*The problem*
Report only the number of lines below in which the string "Adicionar" appears.

*Materials provided*
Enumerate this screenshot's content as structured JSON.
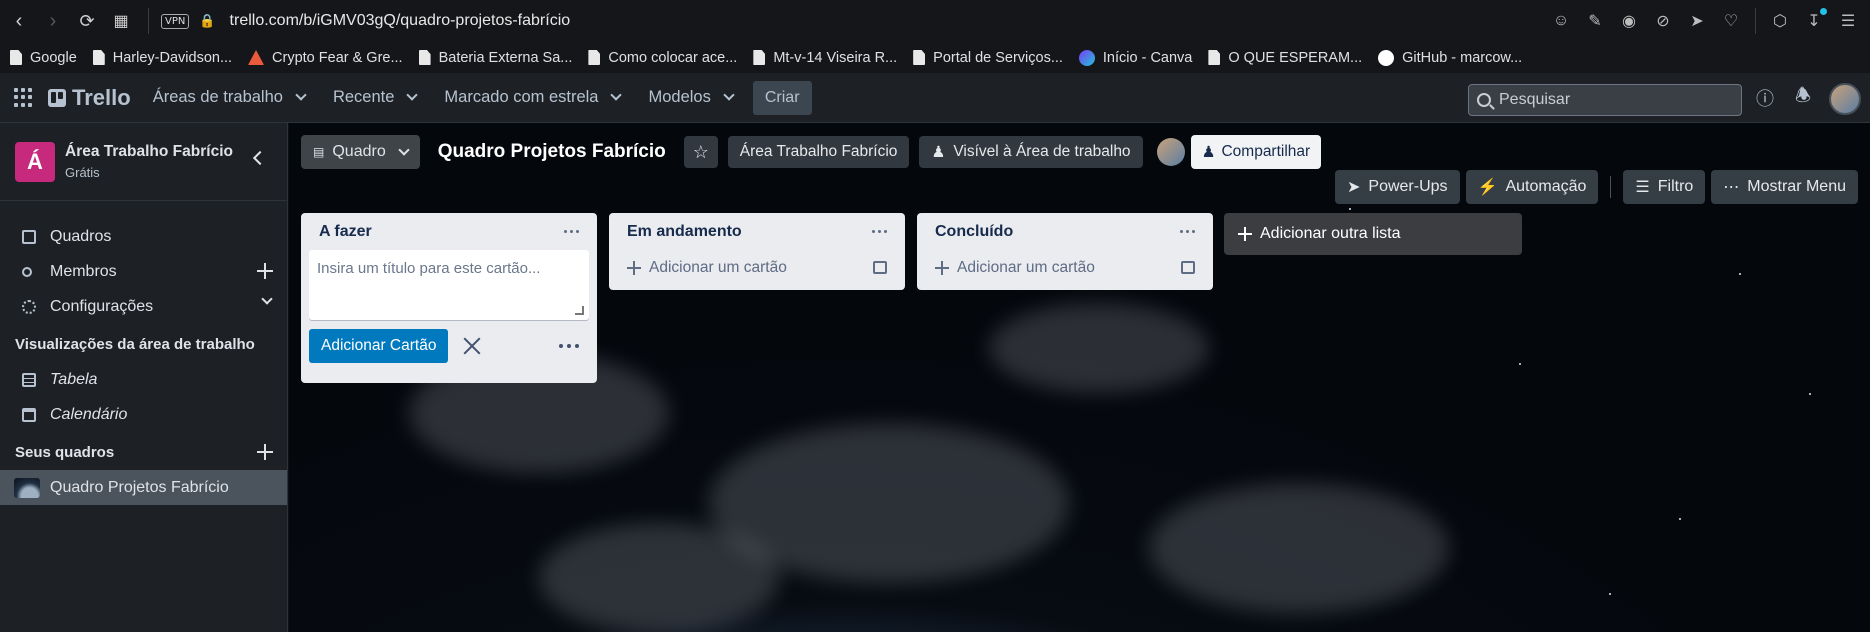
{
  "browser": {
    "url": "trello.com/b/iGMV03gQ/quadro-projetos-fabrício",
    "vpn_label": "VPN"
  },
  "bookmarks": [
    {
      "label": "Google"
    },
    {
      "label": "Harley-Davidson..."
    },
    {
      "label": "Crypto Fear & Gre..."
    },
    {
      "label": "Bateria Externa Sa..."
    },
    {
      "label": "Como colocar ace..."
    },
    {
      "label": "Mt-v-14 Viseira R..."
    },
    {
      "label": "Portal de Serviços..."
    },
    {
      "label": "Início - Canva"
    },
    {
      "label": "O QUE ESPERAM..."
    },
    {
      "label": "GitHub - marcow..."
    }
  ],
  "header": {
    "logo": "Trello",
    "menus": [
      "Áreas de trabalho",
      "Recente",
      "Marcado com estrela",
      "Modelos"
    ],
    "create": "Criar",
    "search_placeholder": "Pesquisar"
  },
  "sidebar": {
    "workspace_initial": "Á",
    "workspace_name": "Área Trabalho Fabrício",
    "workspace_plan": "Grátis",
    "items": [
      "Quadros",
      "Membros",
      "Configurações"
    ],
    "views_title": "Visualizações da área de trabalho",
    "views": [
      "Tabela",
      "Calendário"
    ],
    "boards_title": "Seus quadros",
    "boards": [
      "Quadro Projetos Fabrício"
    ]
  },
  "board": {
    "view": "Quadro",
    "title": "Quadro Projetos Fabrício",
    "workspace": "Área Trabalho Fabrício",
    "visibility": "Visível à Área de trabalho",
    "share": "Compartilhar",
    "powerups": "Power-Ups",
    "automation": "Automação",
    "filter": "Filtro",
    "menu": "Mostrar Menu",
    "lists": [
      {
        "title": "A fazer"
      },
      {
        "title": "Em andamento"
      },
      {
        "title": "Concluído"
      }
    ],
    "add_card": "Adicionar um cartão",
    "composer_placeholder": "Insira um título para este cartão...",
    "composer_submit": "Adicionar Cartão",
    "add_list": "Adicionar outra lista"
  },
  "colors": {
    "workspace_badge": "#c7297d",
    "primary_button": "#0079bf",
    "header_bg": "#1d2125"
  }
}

*Exercise response*
3